A one-day conference exploring the fascinating world of Infant Observation with speakers, a goldfish bowl demonstration and small group discussions.
This event is for everyone who works with people including therapists, analysts & counsellors and those with an interested in human development, the infant-parent relationship, non-verbal communication and the unfolding psyche.
Refreshments and lunch are included.
programme for the day:
09.30 - Registration
10.00 - Ciara Hendrick, 2017 Gold Kelnar Prize Winning paper: The Difficulty of Three
11.15 - Coffee
11.35 - Dr Amanda Jones - A paper in response to thoughts stimulated by Ciara's paper
12.50 - Present IO Kelnar Prize Certificates
12.55 - Lunch
13.45 - Goldfish Bowl discussion with Katie Weatherstone, 2017 Kelnar Prize Winner: Katie and a group of bpf Infant Observation Seminar Leaders will discuss an observation togther
14.45 - Break-out group discussions of the observation
15:30 - Plenary
16.00 - Close
about the speakers

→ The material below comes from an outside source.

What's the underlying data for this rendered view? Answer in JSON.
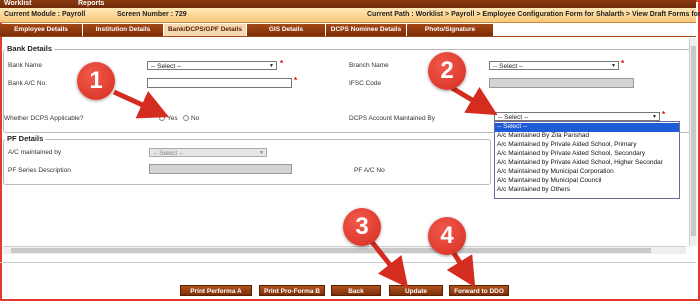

Amanda Jones is a consultant perinatal psychotherapist and strategic and clinical lead of an NHS Perinatal Parent Infant Mental Health Service. Her doctoral research studied how mothers’ use of maladaptive defensive processes can derail their baby’s development. In collaboration with the Anna Freud Centre, Amanda was the therapist in the Channel Four documentaries ‘Help me love my baby’. Amanda has a long-standing interest in psychoanalytically informed parent-infant psychotherapy.
Dr Katie Weatherstone
Dr Katie Weatherstone is a Consultant in Palliative Medicine with a background in Medical Oncology, and holds an MA in Medical Ethics and Law. She was awarded a distinction for her MSc in Psychodynamics of Human Development and received the Gilchrist Trust Award for one of the two highest average marks in the School of Social Sciences, History and Philosophy at Birkbeck, University of London. Katie has a particular interest in the impact of early experiences and how these can affect people throughout life, including when they are dying. Her MSc dissertation explored whether the Jungian concept of the Great Mother archetype can contribute to a better understanding of how powerful, unconscious processes affect dying patients and those caring for them.
about the bpf Kelnar Prize
The Kelnar Prize is awarded annually to a bpf Trainee, MSc student or Infant Observation Course participant whose final Infant Observation paper is considered to be of outstanding merit.
The Kelnar Prize was instigated in recognition of the significant contribution made by the late Dr John Kelnar to the teaching and practice of psychotherapy. bpf Infant Observation Seminar Leaders may submit any exceptional papers to the Kelnar Prize Panel and the winner will be invited to give their paper alongside a prestigious presenter at the annual bpf Infant Observation Conference.